Every line in the data below that has the word "SHELL" should be returned.
== Dataset records
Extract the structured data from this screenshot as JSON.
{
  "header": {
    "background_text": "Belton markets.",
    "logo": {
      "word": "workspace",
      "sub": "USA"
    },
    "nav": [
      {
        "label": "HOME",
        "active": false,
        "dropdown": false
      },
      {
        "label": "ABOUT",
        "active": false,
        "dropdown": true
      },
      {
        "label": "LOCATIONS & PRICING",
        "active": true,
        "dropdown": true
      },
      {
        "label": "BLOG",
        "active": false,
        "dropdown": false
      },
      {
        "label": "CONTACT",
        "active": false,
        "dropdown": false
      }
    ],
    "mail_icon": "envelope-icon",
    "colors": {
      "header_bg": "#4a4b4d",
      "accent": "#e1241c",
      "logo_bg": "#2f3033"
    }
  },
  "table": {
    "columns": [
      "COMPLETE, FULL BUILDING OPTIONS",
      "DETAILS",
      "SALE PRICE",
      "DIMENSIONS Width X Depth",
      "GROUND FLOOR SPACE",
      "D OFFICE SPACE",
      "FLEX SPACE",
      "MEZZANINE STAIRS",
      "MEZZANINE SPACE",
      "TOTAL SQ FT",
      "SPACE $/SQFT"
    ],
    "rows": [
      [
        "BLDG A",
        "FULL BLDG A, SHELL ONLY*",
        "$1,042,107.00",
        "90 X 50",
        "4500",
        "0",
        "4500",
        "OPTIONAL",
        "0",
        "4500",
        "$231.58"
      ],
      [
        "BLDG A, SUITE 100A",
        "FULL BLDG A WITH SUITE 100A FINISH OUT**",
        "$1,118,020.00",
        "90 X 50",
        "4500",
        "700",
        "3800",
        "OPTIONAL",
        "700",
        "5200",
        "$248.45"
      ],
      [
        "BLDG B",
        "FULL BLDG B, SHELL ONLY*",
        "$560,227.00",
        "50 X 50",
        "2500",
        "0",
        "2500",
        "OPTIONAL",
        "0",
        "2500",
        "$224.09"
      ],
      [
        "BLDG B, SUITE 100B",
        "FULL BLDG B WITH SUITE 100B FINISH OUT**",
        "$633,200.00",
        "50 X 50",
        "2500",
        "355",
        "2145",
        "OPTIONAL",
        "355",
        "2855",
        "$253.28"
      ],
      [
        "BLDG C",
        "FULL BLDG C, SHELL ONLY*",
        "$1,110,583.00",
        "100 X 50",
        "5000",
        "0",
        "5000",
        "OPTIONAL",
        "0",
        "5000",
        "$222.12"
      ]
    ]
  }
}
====
* Response to this exercise *
        "FULL BLDG A, SHELL ONLY*",
        "FULL BLDG B, SHELL ONLY*",
        "FULL BLDG C, SHELL ONLY*",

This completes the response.